By now, it’s probably no secret to you that red meat has a bad reputation for health. “Regular consumption of red meat has been linked to increased risk of developing high cholesterol and high blood pressure, both of which may lead to heart disease, and also increases risk of developing certain types of cancers,” says Roxana Ehsani, MS, RD, CSSD, LDN, registered dietitian nutritionist and National Media Spokesperson for the Academy of Nutrition and Dietetics. “Some studies have even found high intake of red meat increases risk for developing diabetes, and may even reduce one’s life span.”
However, it’s not just the red meat itself that can present issues. It’s how you prepare it. “If you choose to grill it and the meat burns, this can cause the meat to contain harmful carcinogens which have been linked to increased cancer risk as well,” adds Ehsani.
Since lots of red meat is also processed, you risk lots of excess salt consumption. “Certain types of red meat like sausage, hot dogs, bacon, deli meats, can also be very high in salt, which may raise one’s blood pressure,” says Ehsani.
“People with high cholesterol should not be biting into a piece of steak or hamburger daily,” says Ehsani. “Unfortunately, if you already have high cholesterol, consuming red meat won’t help your cholesterol levels lower, it actually will do the opposite, and will increase those bad values even more.”
She adds that for people with high cholesterol, it’s best to limit your consumption of red meat to approximately once or twice a month–and try to choose the leanest cut of red meat when do you choose to eat it. Flank steak, filet mignon, or sirloin are the leanest cut options to go for.

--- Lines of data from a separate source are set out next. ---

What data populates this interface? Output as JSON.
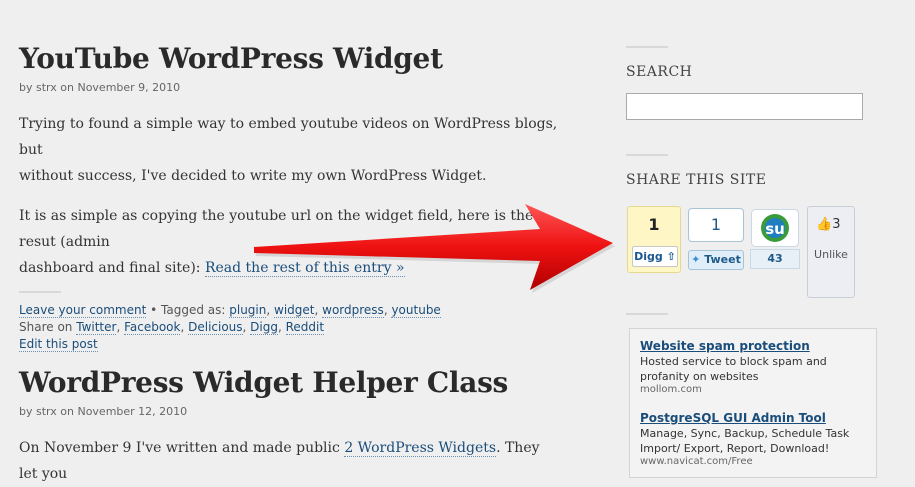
{
  "posts": [
    {
      "title": "YouTube WordPress Widget",
      "meta_by": "by strx on November 9, 2010",
      "para1_line1": "Trying to found a simple way to embed youtube videos on WordPress blogs, but",
      "para1_line2": "without success, I've decided to write my own WordPress Widget.",
      "para2_line1": "It is as simple as copying the youtube url on the widget field, here is the resut (admin",
      "para2_line2_prefix": "dashboard and final site): ",
      "read_more": "Read the rest of this entry »",
      "footer": {
        "leave_comment": "Leave your comment",
        "tagged_as": " • Tagged as: ",
        "tags": [
          "plugin",
          "widget",
          "wordpress",
          "youtube"
        ],
        "share_on": "Share on ",
        "share_links": [
          "Twitter",
          "Facebook",
          "Delicious",
          "Digg",
          "Reddit"
        ],
        "edit": "Edit this post"
      }
    },
    {
      "title": "WordPress Widget Helper Class",
      "meta_by": "by strx on November 12, 2010",
      "para1_prefix": "On November 9 I've written and made public ",
      "para1_link": "2 WordPress Widgets",
      "para1_suffix": ". They let you"
    }
  ],
  "sidebar": {
    "search_title": "SEARCH",
    "search_value": "",
    "share_title": "SHARE THIS SITE",
    "digg": {
      "count": "1",
      "button": "Digg"
    },
    "tweet": {
      "count": "1",
      "button": "Tweet"
    },
    "stumble": {
      "count": "43"
    },
    "facebook": {
      "count": "3",
      "label": "Unlike"
    },
    "ads": [
      {
        "title": "Website spam protection",
        "text_line1": "Hosted service to block spam and",
        "text_line2": "profanity on websites",
        "url": "mollom.com"
      },
      {
        "title": "PostgreSQL GUI Admin Tool",
        "text_line1": "Manage, Sync, Backup, Schedule Task",
        "text_line2": "Import/ Export, Report, Download!",
        "url": "www.navicat.com/Free"
      }
    ]
  },
  "colors": {
    "arrow": "#ee1111",
    "link": "#1a4d7a",
    "background": "#efefef"
  }
}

If you have Alpha-gal Syndrome, you got it from a Lone Star tick that may result in a red meat allergy.
“Alpha-gal (galactose-α-1,3-galactose) is a sugar molecule found in mammals, and not found in fish, birds, reptiles, or people,” explains registered dietitian Jonathan Valdez, RDN, owner of Genki Nutrition and a spokesperson for the New York State Academy of Nutrition and Dietetics. “Consuming meat may cause hives, nausea, vomiting, heartburn, diarrhea, cough, drop in blood pressure, severe stomach pain, and swelling in lips or eyes, or throat.”
People with heart disease should be very cautious of their intake of red meat.
“For example, a person with heart disease may already have a buildup of unhealthy plaque in their arteries, and should be eating a diet very low in any type of unhealthful fat like saturated or trans-fat that may cause even more plaque buildup,” says Ehsani. “This plaque buildup, if narrowed even more, can lead to fatal or near-fatal events like a stroke or heart attack.”
“High protein diets when your kidneys aren’t functioning well could do more harm than good,” says Valdes. “You may need to drop your intake between 0.6-0.8 grams of protein per kilogram of weight depending on your kidney function. If you have this, follow up with a registered dietitian nutritionist to help you develop your diet.”
If you have one or a few of the risk factors for heart disease such as high blood pressure, high cholesterol, diabetes, obesity, are physically inactive, and/or are eating an unhealthy diet, you likely should be more wary of consuming red meat often.
“People with these conditions already are more predisposed for developing heart disease and are at greater risk for other health conditions,” says Ehasni. “It’s best for people with this risk to limit their intake of red meat as much as possible, and instead focus on choosing very lean cuts of protein, such as chicken breast, fish, beans, or lentils.”